Saunders said her company has seen an increase of 88.9% in home closings year-to-date compared to the same timeframe last year. The company also is up 68.67% in the number of contracts written and ready for execution, she said.
Helen Sosso, CEO of Prudential Palms Realty and Prudential Lakewood Ranch Realty, said her firm is enjoying similar success.
“I definitely think the real estate market is coming back,” she said. “The interest rates are so low, and the values are so great. You couldn’t have a better time to buy a property.”
Longtime East County Realtor Monte Davis, of RE/MAX Alliance Group, said comparing asking prices with selling prices also is an indicator that the market is coming into balance.

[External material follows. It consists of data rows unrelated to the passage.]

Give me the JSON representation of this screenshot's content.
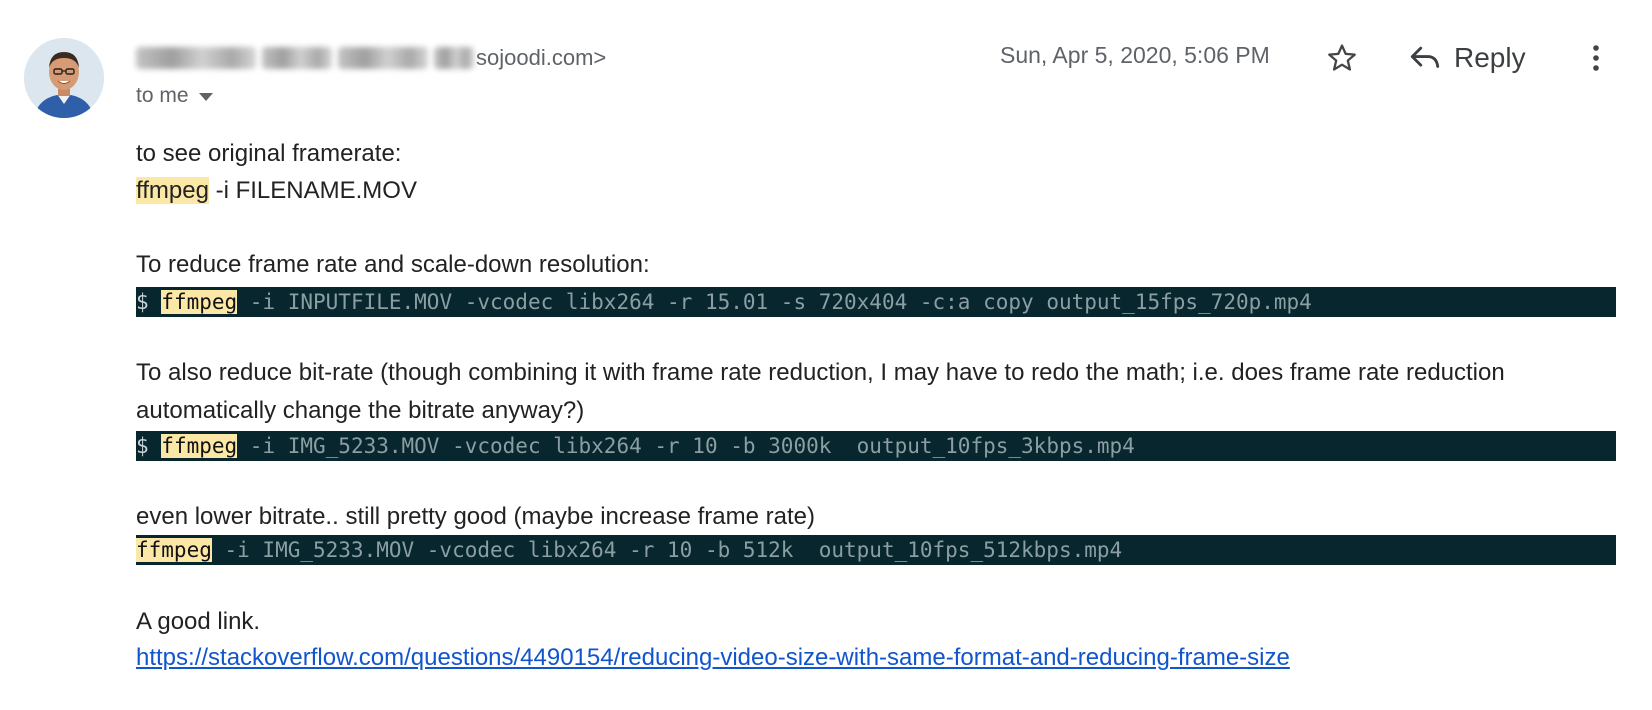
{
  "header": {
    "sender_domain": "sojoodi.com>",
    "recipient": "to me",
    "date": "Sun, Apr 5, 2020, 5:06 PM",
    "reply_label": "Reply"
  },
  "icons": {
    "avatar": "avatar",
    "star": "star-icon",
    "reply": "reply-arrow-icon",
    "more": "more-vert-icon",
    "dropdown": "caret-down-icon"
  },
  "colors": {
    "code_background": "#07262d",
    "highlight": "#fce8a6",
    "link": "#1155cc"
  },
  "body": {
    "line1": "to see original framerate:",
    "cmd1_highlight": "ffmpeg",
    "cmd1_rest": " -i FILENAME.MOV",
    "section2_label": "To reduce frame rate and scale-down resolution:",
    "code2_prompt": "$ ",
    "code2_highlight": "ffmpeg",
    "code2_rest": " -i INPUTFILE.MOV -vcodec libx264 -r 15.01 -s 720x404 -c:a copy output_15fps_720p.mp4",
    "section3_label": "To also reduce bit-rate (though combining it with frame rate reduction, I may have to redo the math; i.e. does frame rate reduction automatically change the bitrate anyway?)",
    "code3_prompt": "$ ",
    "code3_highlight": "ffmpeg",
    "code3_rest": " -i IMG_5233.MOV -vcodec libx264 -r 10 -b 3000k  output_10fps_3kbps.mp4",
    "section4_label": "even lower bitrate.. still pretty good (maybe increase frame rate)",
    "code4_highlight": "ffmpeg",
    "code4_rest": " -i IMG_5233.MOV -vcodec libx264 -r 10 -b 512k  output_10fps_512kbps.mp4",
    "section5_label": "A good link.",
    "link": "https://stackoverflow.com/questions/4490154/reducing-video-size-with-same-format-and-reducing-frame-size"
  }
}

“We have reached kind of a standard level,” she said. “You can ask whatever you want to ask, but it’s what the purchasers want to pay. I’ve seen houses listed for $275,000, and those are coming in $250-260K range. That tends to start setting up the leveling, where before — when a house was listed at $279, 000 you’d get pretty close to the price.

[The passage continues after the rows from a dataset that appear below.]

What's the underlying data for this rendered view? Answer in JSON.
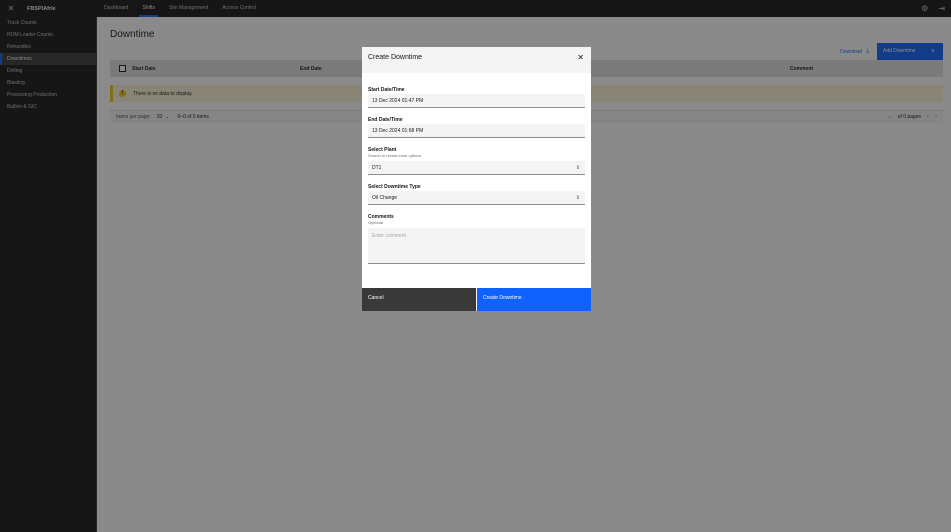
{
  "header": {
    "brand": "FBSPIAfrIe",
    "nav": [
      "Dashboard",
      "Shifts",
      "Site Management",
      "Access Control"
    ],
    "active_nav": "Shifts"
  },
  "sidebar": {
    "items": [
      {
        "label": "Truck Counts"
      },
      {
        "label": "ROM Loader Counts"
      },
      {
        "label": "Rehandles"
      },
      {
        "label": "Downtimes"
      },
      {
        "label": "Drilling"
      },
      {
        "label": "Blasting"
      },
      {
        "label": "Processing Production"
      },
      {
        "label": "Bullion & GIC"
      }
    ],
    "active": "Downtimes"
  },
  "main": {
    "title": "Downtime",
    "download_label": "Download",
    "add_label": "Add Downtime",
    "table": {
      "columns": [
        "Start Date",
        "End Date",
        "Comment"
      ]
    },
    "empty_notice": "There is no data to display.",
    "pagination": {
      "items_per_page_label": "Items per page:",
      "items_per_page": "20",
      "range": "0–0 of 0 items",
      "pages": "of 0 pages"
    }
  },
  "modal": {
    "title": "Create Downtime",
    "start_label": "Start Date/Time",
    "start_value": "13 Dec 2024 01:47 PM",
    "end_label": "End Date/Time",
    "end_value": "13 Dec 2024 01:68 PM",
    "plant_label": "Select Plant",
    "plant_helper": "Search to reveal more options",
    "plant_value": "DT1",
    "type_label": "Select Downtime Type",
    "type_value": "Oil Change",
    "comments_label": "Comments",
    "comments_helper": "Optional",
    "comments_placeholder": "Enter comment",
    "cancel_label": "Cancel",
    "create_label": "Create Downtime"
  },
  "colors": {
    "primary": "#0f62fe",
    "shell": "#161616",
    "warning": "#f1c21b"
  }
}
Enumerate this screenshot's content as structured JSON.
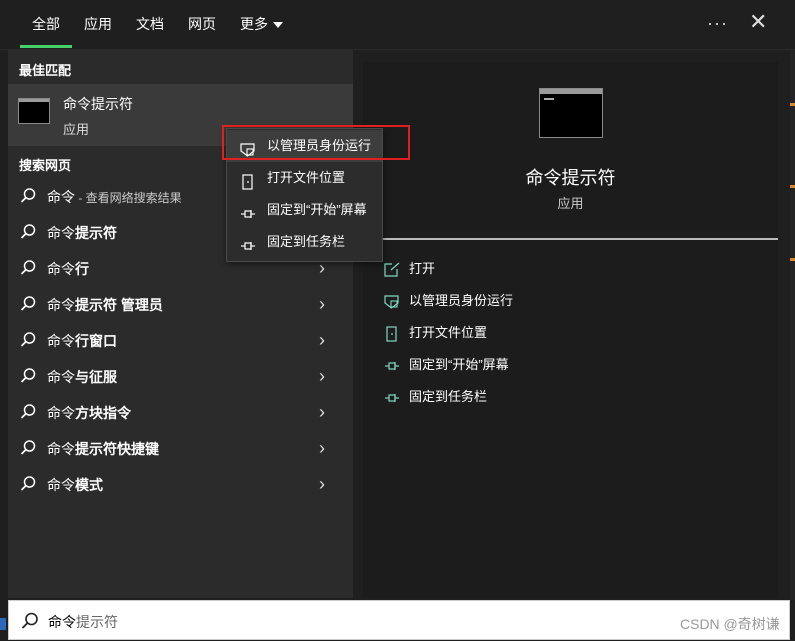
{
  "tabs": [
    {
      "label": "全部",
      "active": true
    },
    {
      "label": "应用"
    },
    {
      "label": "文档"
    },
    {
      "label": "网页"
    },
    {
      "label": "更多"
    }
  ],
  "header": {
    "more_icon": "ellipsis-icon",
    "close_icon": "close-icon"
  },
  "best_match": {
    "section_title": "最佳匹配",
    "name": "命令提示符",
    "type": "应用"
  },
  "web_search": {
    "section_title": "搜索网页",
    "items": [
      {
        "prefix": "命令",
        "bold": "",
        "sub": " - 查看网络搜索结果",
        "chevron": false
      },
      {
        "prefix": "命令",
        "bold": "提示符",
        "sub": "",
        "chevron": false
      },
      {
        "prefix": "命令",
        "bold": "行",
        "sub": "",
        "chevron": true
      },
      {
        "prefix": "命令",
        "bold": "提示符 管理员",
        "sub": "",
        "chevron": true
      },
      {
        "prefix": "命令",
        "bold": "行窗口",
        "sub": "",
        "chevron": true
      },
      {
        "prefix": "命令",
        "bold": "与征服",
        "sub": "",
        "chevron": true
      },
      {
        "prefix": "命令",
        "bold": "方块指令",
        "sub": "",
        "chevron": true
      },
      {
        "prefix": "命令",
        "bold": "提示符快捷键",
        "sub": "",
        "chevron": true
      },
      {
        "prefix": "命令",
        "bold": "模式",
        "sub": "",
        "chevron": true
      }
    ]
  },
  "context_menu": {
    "items": [
      {
        "label": "以管理员身份运行",
        "icon": "shield-icon",
        "highlighted": true
      },
      {
        "label": "打开文件位置",
        "icon": "folder-icon"
      },
      {
        "label": "固定到“开始”屏幕",
        "icon": "pin-icon"
      },
      {
        "label": "固定到任务栏",
        "icon": "pin-icon"
      }
    ]
  },
  "detail": {
    "title": "命令提示符",
    "type": "应用",
    "actions": [
      {
        "label": "打开",
        "icon": "open-icon"
      },
      {
        "label": "以管理员身份运行",
        "icon": "shield-icon"
      },
      {
        "label": "打开文件位置",
        "icon": "folder-icon"
      },
      {
        "label": "固定到“开始”屏幕",
        "icon": "pin-icon"
      },
      {
        "label": "固定到任务栏",
        "icon": "pin-icon"
      }
    ]
  },
  "search": {
    "typed": "命令",
    "suggestion": "提示符"
  },
  "watermark": "CSDN @奇树谦",
  "colors": {
    "accent": "#45d06a",
    "highlight_box": "#e02020",
    "icon_teal": "#7fd8c0"
  }
}
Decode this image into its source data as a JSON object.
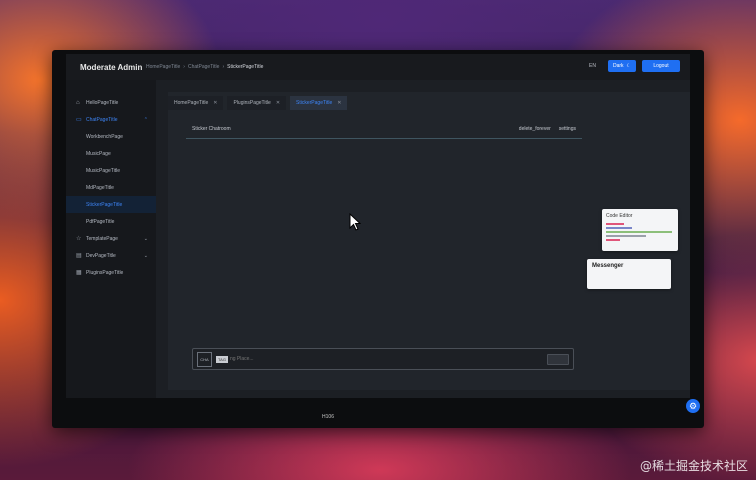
{
  "app": {
    "title": "Moderate Admin"
  },
  "breadcrumb": [
    "HomePageTitle",
    "ChatPageTitle",
    "StickerPageTitle"
  ],
  "header": {
    "lang": "EN",
    "dark_label": "Dark",
    "logout_label": "Logout"
  },
  "sidebar": {
    "items": [
      {
        "label": "HelloPageTitle",
        "icon": "home-icon"
      },
      {
        "label": "ChatPageTitle",
        "icon": "chat-icon"
      },
      {
        "label": "WorkbenchPage"
      },
      {
        "label": "MusicPage"
      },
      {
        "label": "MusicPageTitle"
      },
      {
        "label": "MdPageTitle"
      },
      {
        "label": "StickerPageTitle"
      },
      {
        "label": "PdfPageTitle"
      },
      {
        "label": "TemplatePage",
        "icon": "star-icon"
      },
      {
        "label": "DevPageTitle",
        "icon": "document-icon"
      },
      {
        "label": "PluginsPageTitle",
        "icon": "grid-icon"
      }
    ]
  },
  "tabs": [
    {
      "label": "HomePageTitle"
    },
    {
      "label": "PluginsPageTitle"
    },
    {
      "label": "StickerPageTitle"
    }
  ],
  "panel": {
    "title": "Sticker Chatroom",
    "right_a": "delete_forever",
    "right_b": "settings"
  },
  "chat": {
    "avatar_text": "CHA",
    "tag": "TAG",
    "placeholder": "ng Place..."
  },
  "windows": {
    "code_editor": "Code Editor",
    "messenger": "Messenger"
  },
  "footer": {
    "monitor_logo": "H106"
  },
  "watermark": "@稀土掘金技术社区",
  "colors": {
    "accent": "#1f6ff2",
    "active_bg": "#132236"
  }
}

“Now people have their benchmarks that they are willing to pay,” Davis said. “They are making bids and it seems like there’s a leveling off, so they are all coming in around the same thing.”
Despite the good prognosis, Realtors are quick to point out the stabilization of the market is limited to certain housing prices and types. For example, condominium sales vary greatly by community, and there is still a two-year supply of homes priced at more than $1 million, Saunders said.

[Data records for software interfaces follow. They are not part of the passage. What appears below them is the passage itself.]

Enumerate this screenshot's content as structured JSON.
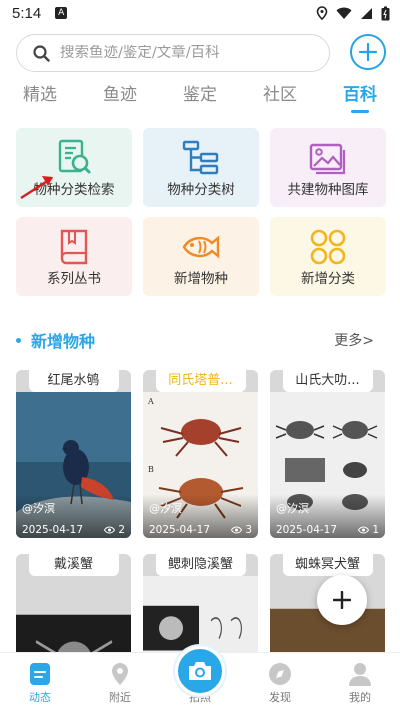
{
  "status_bar": {
    "time": "5:14",
    "notification_letter": "A"
  },
  "search": {
    "placeholder": "搜索鱼迹/鉴定/文章/百科"
  },
  "tabs": [
    {
      "label": "精选",
      "active": false
    },
    {
      "label": "鱼迹",
      "active": false
    },
    {
      "label": "鉴定",
      "active": false
    },
    {
      "label": "社区",
      "active": false
    },
    {
      "label": "百科",
      "active": true
    }
  ],
  "grid": [
    {
      "label": "物种分类检索",
      "icon": "species-search-icon"
    },
    {
      "label": "物种分类树",
      "icon": "tree-icon"
    },
    {
      "label": "共建物种图库",
      "icon": "gallery-icon"
    },
    {
      "label": "系列丛书",
      "icon": "book-icon"
    },
    {
      "label": "新增物种",
      "icon": "fish-icon"
    },
    {
      "label": "新增分类",
      "icon": "grid-flower-icon"
    }
  ],
  "section": {
    "title": "新增物种",
    "more": "更多>"
  },
  "species": [
    {
      "name": "红尾水鸲",
      "author": "@汐溟",
      "date": "2025-04-17",
      "views": "2"
    },
    {
      "name": "同氏塔普...",
      "author": "@汐溟",
      "date": "2025-04-17",
      "views": "3"
    },
    {
      "name": "山氏大叻...",
      "author": "@汐溟",
      "date": "2025-04-17",
      "views": "1"
    },
    {
      "name": "戴溪蟹"
    },
    {
      "name": "鳃刺隐溪蟹"
    },
    {
      "name": "蜘蛛冥犬蟹"
    }
  ],
  "nav": [
    {
      "label": "动态",
      "active": true
    },
    {
      "label": "附近",
      "active": false
    },
    {
      "label": "拍照",
      "active": false
    },
    {
      "label": "发现",
      "active": false
    },
    {
      "label": "我的",
      "active": false
    }
  ],
  "colors": {
    "accent": "#2aa7e6",
    "highlight_tag": "#f2b51b"
  }
}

Homebuyers, whether looking for their first home or a vacation home, are being lured by low interest rates and home prices not seen in the area since the early 1990s, Saunders said.
Low interest rates are significant because even a 1% increase could result in a large increase to a monthly payment.
“The feeling is that interest rates will go up, and really, people look at two things,” Saunders said. “They look at the price of the house and what it’s going to cost them to live in the house. It’s a huge incentive to buy while interest rates are at historically low rates.”
Saunders noted home prices have dropped an average of 30% since the peak of the real estate boom in December 2005.
That, combined with the area’s culture, educational institutions and lifestyle options, make the area one of the most desirable in the state, Saunders said.
Although some Realtors have seen a slight drop in sales to first-time homebuyers since the $8,500 tax credit ended, home sales haven’t been impacted much.
“People are still buying,” Saunders said.
Fortunately for prospective homebuyers, banks also are making it easier to secure a loan. However, now they are going back to basic principles such as requiring down payments and proof you can make your payments.
Realtor Jim Soda, of Prudential Lakewood Ranch Realty, said he remembers a time when buyers would look at as many as 50 houses before making a decision. Now, with fewer on the market and for less time, buyers are moving more quickly in making their decisions.
Realtors said closings on home sales have become more difficult because buyers are requesting more thorough inspections and taking other precautionary measures. But the concern isn’t slowing home sales in light of the low interests rates and prices and other amenities the area has to offer.
“Sarasota is still the hidden gem of the area — Sarasota, Bradenton, Lakewood Ranch — with everything that’s going on,” Soda said. “There are amazing buys in the area. We may never see these numbers again.”
Contact Pam Eubanks at [email protected].
Join the Neighborhood! Our 100% local content helps strengthen our communities by delivering news and information that is relevant to our readers. Support independent local journalism by joining the Observer's new membership program — The Newsies — a group of like-minded community citizens, like you. Be a Newsie.